Rusty Blackbirds are found in various wet habitats such as forested wetlands, bogs, swamps, or beaver ponds. They are found in coniferous, deciduous, and mixed forest types.
Rusty Blackbirds have breeding high site fidelity, meaning a large proportion of birds return to the same sites every year to breed. Males sing from high perches at the top of the forest canopy to establish a territory and attract a mate. The size of territories varies but is generally large – average size is 40 has but some may be as large as 172 ha, therefore mating pairs are found relatively far apart on breeding grounds. These birds feed and forage over large areas using multiple wetlands and ephemeral ponds, sometimes in loose groups. They are opportunistic feeders and pick at natural ground litter and probe in mud and water for aquatic insects. They also feed on other insects, small fish, crustaceans, and salamanders.

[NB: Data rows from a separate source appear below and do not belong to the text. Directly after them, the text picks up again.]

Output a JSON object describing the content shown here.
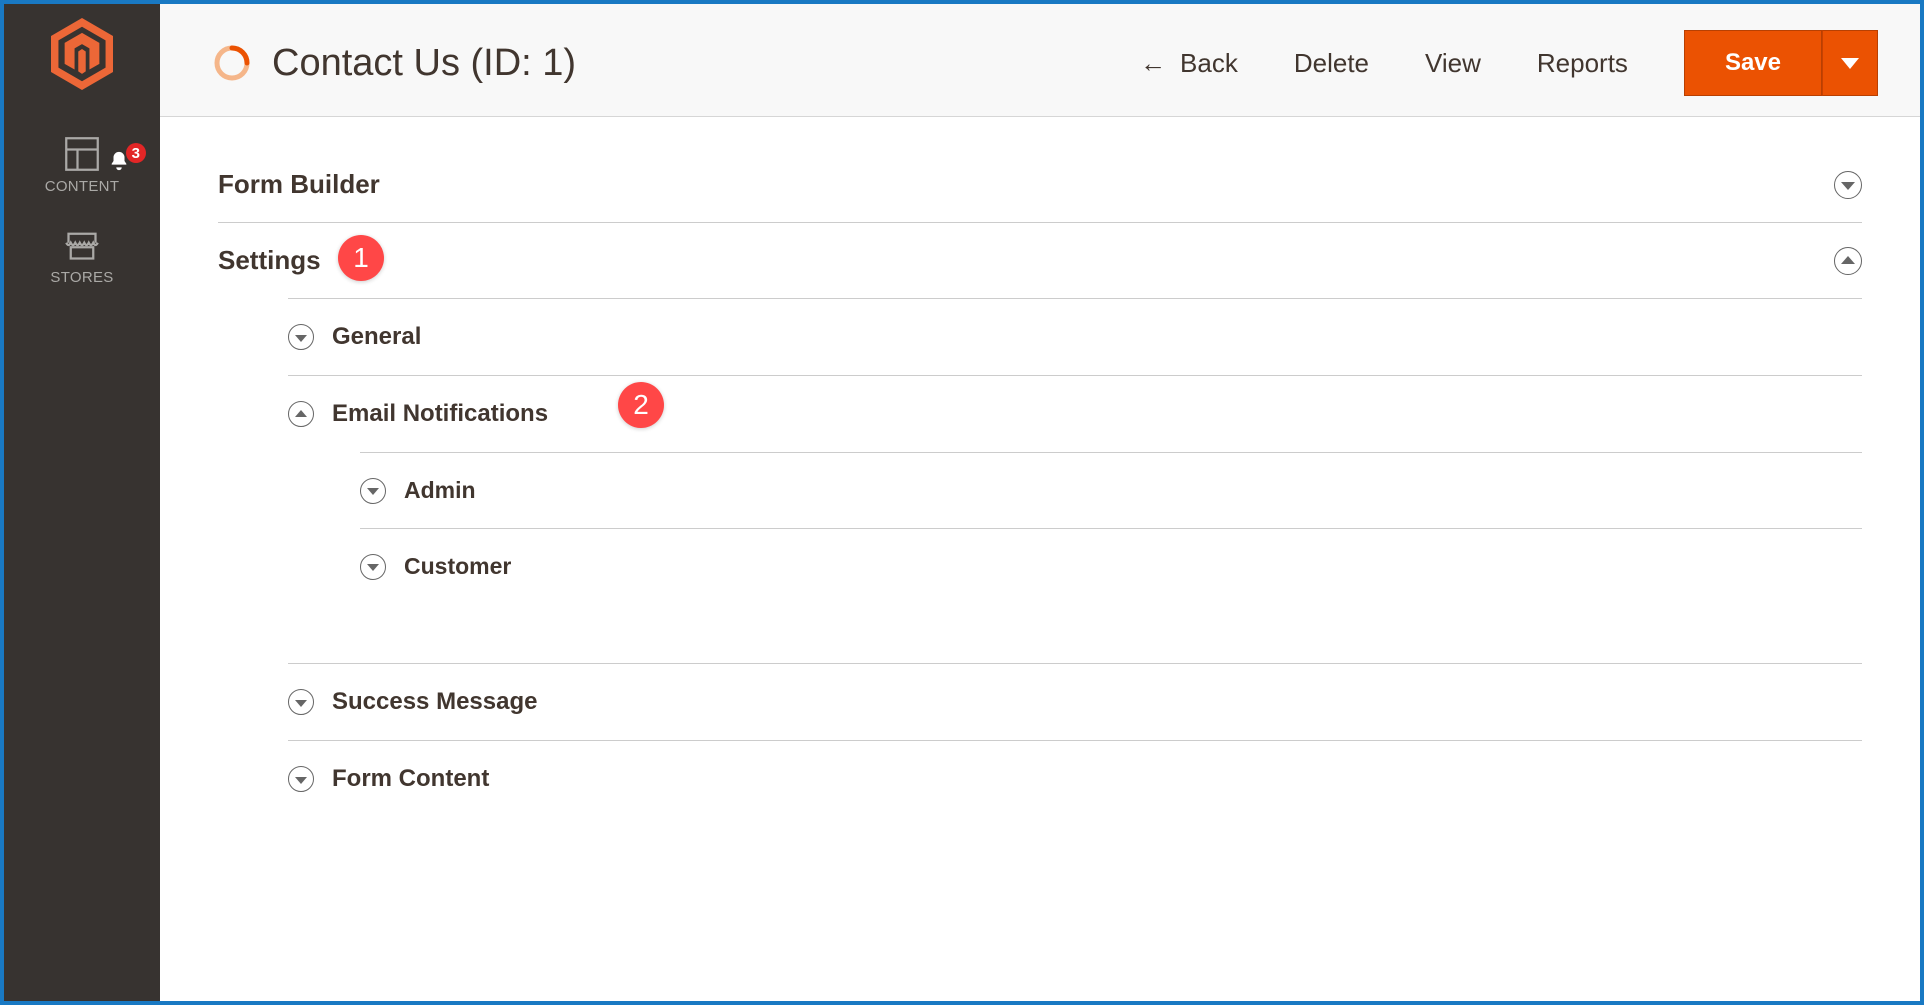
{
  "sidebar": {
    "items": [
      {
        "label": "CONTENT"
      },
      {
        "label": "STORES"
      }
    ],
    "badge_count": "3"
  },
  "header": {
    "title": "Contact Us (ID: 1)",
    "actions": {
      "back": "Back",
      "delete": "Delete",
      "view": "View",
      "reports": "Reports",
      "save": "Save"
    }
  },
  "sections": {
    "form_builder": "Form Builder",
    "settings": "Settings",
    "settings_children": {
      "general": "General",
      "email_notifications": "Email Notifications",
      "email_children": {
        "admin": "Admin",
        "customer": "Customer"
      },
      "success_message": "Success Message",
      "form_content": "Form Content"
    }
  },
  "annotations": {
    "one": "1",
    "two": "2"
  }
}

Nests are generally well-concealed and placed in short conifer trees (usually Black Spruce) near or over water. Nests built in post-harvest areas (i.e. after logging) or upland habitat are more susceptible to predation.